• Source data:
┌──

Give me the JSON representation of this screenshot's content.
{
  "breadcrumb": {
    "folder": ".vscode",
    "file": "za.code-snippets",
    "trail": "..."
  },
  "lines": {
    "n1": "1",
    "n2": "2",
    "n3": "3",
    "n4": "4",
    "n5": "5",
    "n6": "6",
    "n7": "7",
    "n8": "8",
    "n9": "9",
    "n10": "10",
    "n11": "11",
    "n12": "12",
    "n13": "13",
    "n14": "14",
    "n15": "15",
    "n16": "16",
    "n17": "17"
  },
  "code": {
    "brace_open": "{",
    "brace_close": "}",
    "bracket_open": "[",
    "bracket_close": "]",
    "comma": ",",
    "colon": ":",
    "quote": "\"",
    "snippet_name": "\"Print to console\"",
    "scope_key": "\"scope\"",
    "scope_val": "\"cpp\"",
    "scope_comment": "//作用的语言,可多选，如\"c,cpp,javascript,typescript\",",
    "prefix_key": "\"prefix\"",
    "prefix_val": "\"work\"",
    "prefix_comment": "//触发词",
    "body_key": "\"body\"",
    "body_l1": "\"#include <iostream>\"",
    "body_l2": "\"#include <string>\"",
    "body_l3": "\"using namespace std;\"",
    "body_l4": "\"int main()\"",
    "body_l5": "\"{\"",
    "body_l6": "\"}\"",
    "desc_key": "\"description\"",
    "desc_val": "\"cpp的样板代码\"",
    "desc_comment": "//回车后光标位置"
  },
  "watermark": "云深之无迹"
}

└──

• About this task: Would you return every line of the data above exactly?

• Output for this task:
Give me the JSON representation of this screenshot's content.
{
  "breadcrumb": {
    "folder": ".vscode",
    "file": "za.code-snippets",
    "trail": "..."
  },
  "lines": {
    "n1": "1",
    "n2": "2",
    "n3": "3",
    "n4": "4",
    "n5": "5",
    "n6": "6",
    "n7": "7",
    "n8": "8",
    "n9": "9",
    "n10": "10",
    "n11": "11",
    "n12": "12",
    "n13": "13",
    "n14": "14",
    "n15": "15",
    "n16": "16",
    "n17": "17"
  },
  "code": {
    "brace_open": "{",
    "brace_close": "}",
    "bracket_open": "[",
    "bracket_close": "]",
    "comma": ",",
    "colon": ":",
    "quote": "\"",
    "snippet_name": "\"Print to console\"",
    "scope_key": "\"scope\"",
    "scope_val": "\"cpp\"",
    "scope_comment": "//作用的语言,可多选，如\"c,cpp,javascript,typescript\",",
    "prefix_key": "\"prefix\"",
    "prefix_val": "\"work\"",
    "prefix_comment": "//触发词",
    "body_key": "\"body\"",
    "body_l1": "\"#include <iostream>\"",
    "body_l2": "\"#include <string>\"",
    "body_l3": "\"using namespace std;\"",
    "body_l4": "\"int main()\"",
    "body_l5": "\"{\"",
    "body_l6": "\"}\"",
    "desc_key": "\"description\"",
    "desc_val": "\"cpp的样板代码\"",
    "desc_comment": "//回车后光标位置"
  },
  "watermark": "云深之无迹"
}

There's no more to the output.